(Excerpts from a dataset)
......
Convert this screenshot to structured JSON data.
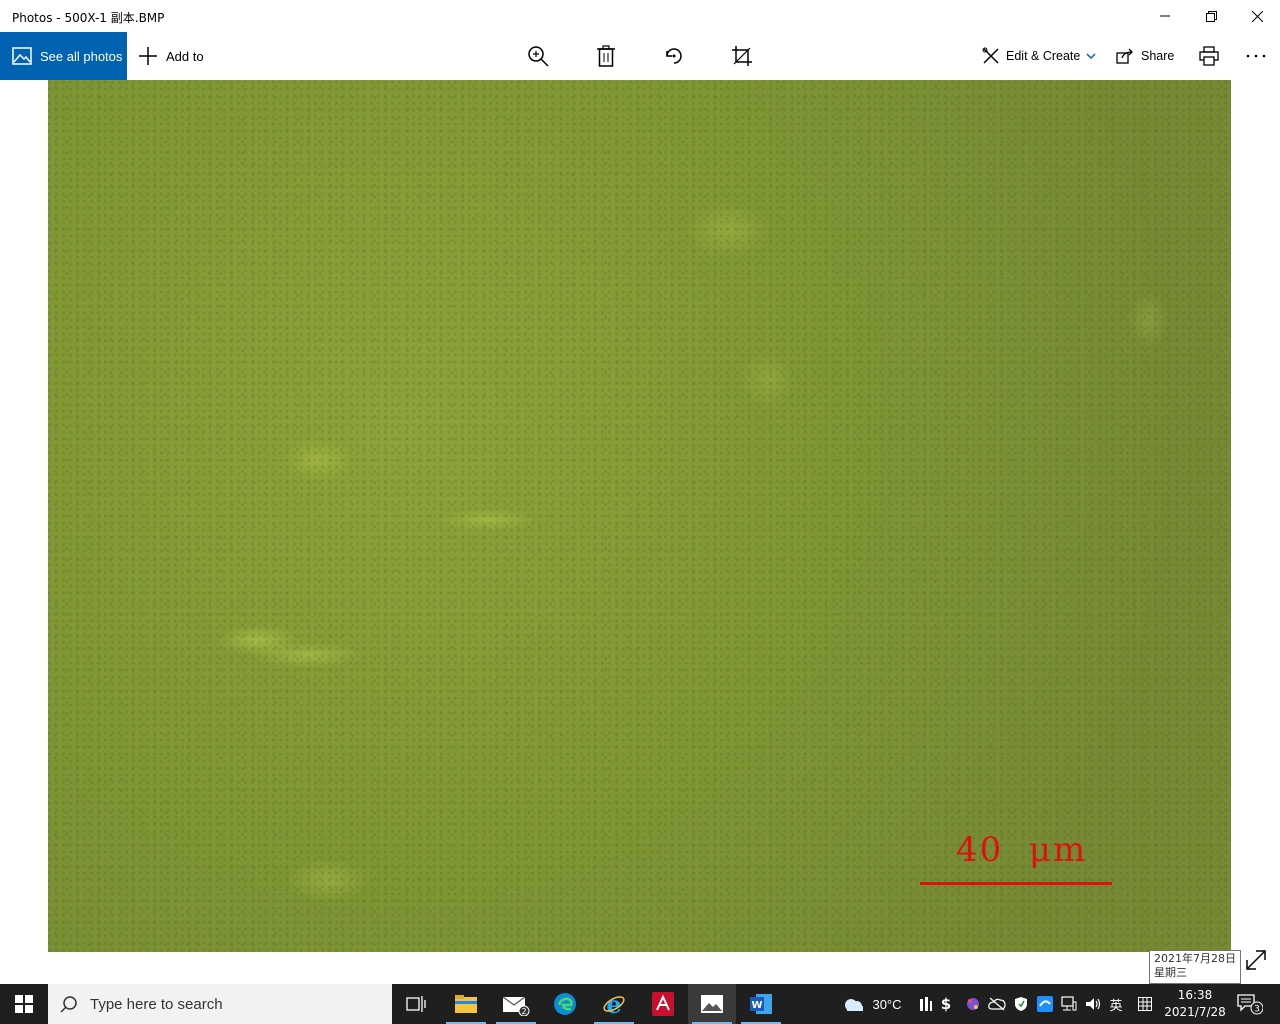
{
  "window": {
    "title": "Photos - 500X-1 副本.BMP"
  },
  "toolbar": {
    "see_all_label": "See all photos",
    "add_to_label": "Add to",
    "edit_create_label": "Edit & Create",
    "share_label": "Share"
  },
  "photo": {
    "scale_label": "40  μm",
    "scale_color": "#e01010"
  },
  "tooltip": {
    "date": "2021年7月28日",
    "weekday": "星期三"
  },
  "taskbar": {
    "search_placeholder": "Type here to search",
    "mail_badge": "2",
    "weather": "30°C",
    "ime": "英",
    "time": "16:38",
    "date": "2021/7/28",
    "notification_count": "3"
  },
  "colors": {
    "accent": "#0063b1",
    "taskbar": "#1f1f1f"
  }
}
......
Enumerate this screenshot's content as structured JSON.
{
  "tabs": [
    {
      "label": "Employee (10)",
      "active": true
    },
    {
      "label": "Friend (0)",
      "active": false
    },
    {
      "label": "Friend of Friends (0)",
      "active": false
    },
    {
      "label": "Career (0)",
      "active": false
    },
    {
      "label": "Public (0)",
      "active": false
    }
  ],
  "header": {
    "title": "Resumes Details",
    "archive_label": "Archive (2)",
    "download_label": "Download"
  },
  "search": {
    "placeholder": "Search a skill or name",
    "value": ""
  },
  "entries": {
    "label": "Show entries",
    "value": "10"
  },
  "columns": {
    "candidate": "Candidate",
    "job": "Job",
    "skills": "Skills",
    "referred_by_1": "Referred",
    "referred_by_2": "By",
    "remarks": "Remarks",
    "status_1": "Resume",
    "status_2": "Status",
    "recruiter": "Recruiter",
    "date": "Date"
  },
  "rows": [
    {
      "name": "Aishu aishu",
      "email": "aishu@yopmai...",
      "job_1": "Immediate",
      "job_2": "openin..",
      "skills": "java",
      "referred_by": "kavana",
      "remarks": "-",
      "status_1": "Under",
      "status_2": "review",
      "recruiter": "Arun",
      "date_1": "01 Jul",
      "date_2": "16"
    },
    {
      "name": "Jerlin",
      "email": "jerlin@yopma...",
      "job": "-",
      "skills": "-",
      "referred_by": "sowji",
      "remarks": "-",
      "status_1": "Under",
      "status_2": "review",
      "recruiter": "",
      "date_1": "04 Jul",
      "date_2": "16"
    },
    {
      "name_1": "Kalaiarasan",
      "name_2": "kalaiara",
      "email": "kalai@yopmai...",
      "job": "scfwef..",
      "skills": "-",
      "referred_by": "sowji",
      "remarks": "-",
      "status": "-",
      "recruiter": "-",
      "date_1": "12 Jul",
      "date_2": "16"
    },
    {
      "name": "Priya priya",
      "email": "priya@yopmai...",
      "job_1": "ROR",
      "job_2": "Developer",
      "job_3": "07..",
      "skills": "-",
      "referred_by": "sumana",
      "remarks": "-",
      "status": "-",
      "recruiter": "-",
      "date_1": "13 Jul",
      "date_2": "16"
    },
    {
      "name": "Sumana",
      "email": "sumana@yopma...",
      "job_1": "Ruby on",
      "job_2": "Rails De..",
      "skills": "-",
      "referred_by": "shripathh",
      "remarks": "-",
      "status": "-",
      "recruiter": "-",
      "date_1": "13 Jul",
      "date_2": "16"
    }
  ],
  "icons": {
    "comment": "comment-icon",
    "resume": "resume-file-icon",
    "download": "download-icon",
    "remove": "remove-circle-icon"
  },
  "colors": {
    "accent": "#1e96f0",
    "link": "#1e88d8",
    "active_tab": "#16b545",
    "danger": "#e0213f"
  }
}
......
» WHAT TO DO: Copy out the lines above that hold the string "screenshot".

» THE ANSWER:
Convert this screenshot to structured JSON data.
Enumerate this screenshot's content as structured JSON.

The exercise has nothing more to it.